On our second last day we found Anaconda – she tried every single pair of shoes they had – and we emerged victorious an hour after entering with her wearing…the first pair she had tried on. V-I-C-T-O-R-Y! They were on half price sale for $50. Sigh.

I visited the Waverley Wool Mill’s shop and nearly lost my mind over their massive basket of offcuts. Actually, I did lose my mind – I was demolished by attempting to make a decision and bought NOTHING (DB bought an itsy bits you square of alpaca blanket for $1 – it’s a blanket for bunny).

Launceston. Letterbox in old building

The flowers, the gardens, the OLDNESS of the buildings thrilled me utterly. Unlike Melbourne, it appeared that more had been preserved than eradicated. This was a comfort. The following photo is, I think, part of the Launceston Gasworks – somewhere I’m sure my dad would have visited.

Launceston

Here’s a picture from the Wikipedia page

Very old photo of Launceston Gasworks

Gravelly Beach to Launceston

Although we have been sailing a fair bit on the Tamar River, the wind was so strong as we got closer to Launceston that we motored most of the way. Past swathes of farmland, new ticky-tacky houses, past pulp mills with mountains of native forest timber wood chips soaring up toward the clouds, past abandoned boat and shiny treasured vessels moored at the bottom of gardens…

Tamar River. Going under the Batman Bridge

The wind was icy and super strong. The Smalls were generally oblivious, preferring to stay inside. I have seen the looks on their faces, particularly Small Z, that I recognise from when I was little. When your parent enthuses at you about a swan on the river or a beautiful old house on a hill, and you can’t understand why they’ve dragged you away from your book/ipad/fighting with your sister to show you something they obviously hope will enthuse you too. I had that look in 1979 as my parents dragged me through what felt like endless series of chateaus in France marvelling at what seemed to me to be the most boring things possible.

222/365 • under sail, heading further up the Tamar River •    #222_2016 #8yo #6yo #bellalunaboat #Tasmania #tamarriver @tasmania #discovertasmania

The river narrows as it gets closer to the city. Some of the bends felt a bit dicey in the crazy wind, but M was in his element. Launceston is almost invisible until you’re actually in it! M had been worrying about since we had set out that morning – the wind was very strong. We found the Home Point pontoon and used the wind to drift toward it. We secured ourselves without incident and congratulated ourselves…only to discover that we had tied up to the Sea Scouts pontoon and needed to move over to the actual Home Point pontoon. Two tricky manoeuvres in one hour – done!

We are paying $24 a night for the pleasure of being able to walk into the city. We also have (HOLY GRAIL) power and water. This is true luxury, although paying to stay anywhere isn’t really supported by our budget. Thus, our time here is limited, but we intend to fill up our water and charge up our batteries – hopefully to the point where we no longer have to start the generator every time we need to start the stove (which is a bit more than normal when your hot water is dead).
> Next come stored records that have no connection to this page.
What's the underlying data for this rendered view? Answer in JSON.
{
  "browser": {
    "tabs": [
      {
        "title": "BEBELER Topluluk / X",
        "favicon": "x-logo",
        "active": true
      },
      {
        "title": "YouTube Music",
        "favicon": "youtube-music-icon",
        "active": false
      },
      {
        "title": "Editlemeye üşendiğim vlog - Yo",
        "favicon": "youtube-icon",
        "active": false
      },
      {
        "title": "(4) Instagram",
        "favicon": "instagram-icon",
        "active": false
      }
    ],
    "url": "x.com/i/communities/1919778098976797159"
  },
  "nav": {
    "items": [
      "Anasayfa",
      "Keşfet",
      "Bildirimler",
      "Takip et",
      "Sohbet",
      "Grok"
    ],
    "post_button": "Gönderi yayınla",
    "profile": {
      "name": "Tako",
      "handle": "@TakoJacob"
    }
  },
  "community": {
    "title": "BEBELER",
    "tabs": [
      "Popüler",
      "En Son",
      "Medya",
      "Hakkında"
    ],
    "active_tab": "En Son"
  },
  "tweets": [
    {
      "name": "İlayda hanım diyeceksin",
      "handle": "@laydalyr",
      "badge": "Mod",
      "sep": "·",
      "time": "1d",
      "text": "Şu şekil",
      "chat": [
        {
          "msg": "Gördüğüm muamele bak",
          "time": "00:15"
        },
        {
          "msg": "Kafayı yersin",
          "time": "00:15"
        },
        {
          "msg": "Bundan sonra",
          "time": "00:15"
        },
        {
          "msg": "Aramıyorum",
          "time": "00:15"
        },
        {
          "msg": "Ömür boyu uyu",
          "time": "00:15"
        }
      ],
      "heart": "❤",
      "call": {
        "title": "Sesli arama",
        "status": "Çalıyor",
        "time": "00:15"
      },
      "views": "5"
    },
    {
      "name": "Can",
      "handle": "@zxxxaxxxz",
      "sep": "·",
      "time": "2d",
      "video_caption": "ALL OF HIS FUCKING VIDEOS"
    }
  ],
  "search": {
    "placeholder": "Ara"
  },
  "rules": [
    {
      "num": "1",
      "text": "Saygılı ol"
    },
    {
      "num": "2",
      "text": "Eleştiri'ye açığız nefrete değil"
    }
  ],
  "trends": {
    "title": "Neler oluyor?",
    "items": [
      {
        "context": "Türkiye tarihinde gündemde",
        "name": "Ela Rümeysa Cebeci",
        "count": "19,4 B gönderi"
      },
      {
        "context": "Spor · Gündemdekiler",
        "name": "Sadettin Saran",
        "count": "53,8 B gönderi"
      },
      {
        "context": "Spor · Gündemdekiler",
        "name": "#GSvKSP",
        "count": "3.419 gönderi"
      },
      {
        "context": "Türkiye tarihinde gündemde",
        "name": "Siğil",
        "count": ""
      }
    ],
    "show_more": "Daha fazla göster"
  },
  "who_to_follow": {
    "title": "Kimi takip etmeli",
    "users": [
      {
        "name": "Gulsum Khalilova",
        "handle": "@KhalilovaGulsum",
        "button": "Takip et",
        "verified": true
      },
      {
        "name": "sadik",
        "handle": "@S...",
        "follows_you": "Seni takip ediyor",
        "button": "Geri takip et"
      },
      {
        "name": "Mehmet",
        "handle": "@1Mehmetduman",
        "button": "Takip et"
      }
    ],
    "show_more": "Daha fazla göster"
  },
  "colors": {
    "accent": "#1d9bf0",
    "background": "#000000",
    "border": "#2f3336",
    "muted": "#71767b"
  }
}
Somehow, we manage, wherever we are, to make a beeline to the library. How we love a library. Launceston is no exception. The Smalls revel in a new library – the layout, the books, the wifi. M and I enjoy the wifi – and a little bit of down time. This picture is taken looking out through the library window:

Launceston

The first thing I noticed about Launceston are all the amazing old (as in 1800’s old – which is old for Australia) buildings – so many are abandoned, but have been build so solidly that they don’t look completely dilapidated, just unloved and so full of potential. I imagine rescuing one and having a huge, Huon pine floorboarded loft with glimpses of the river..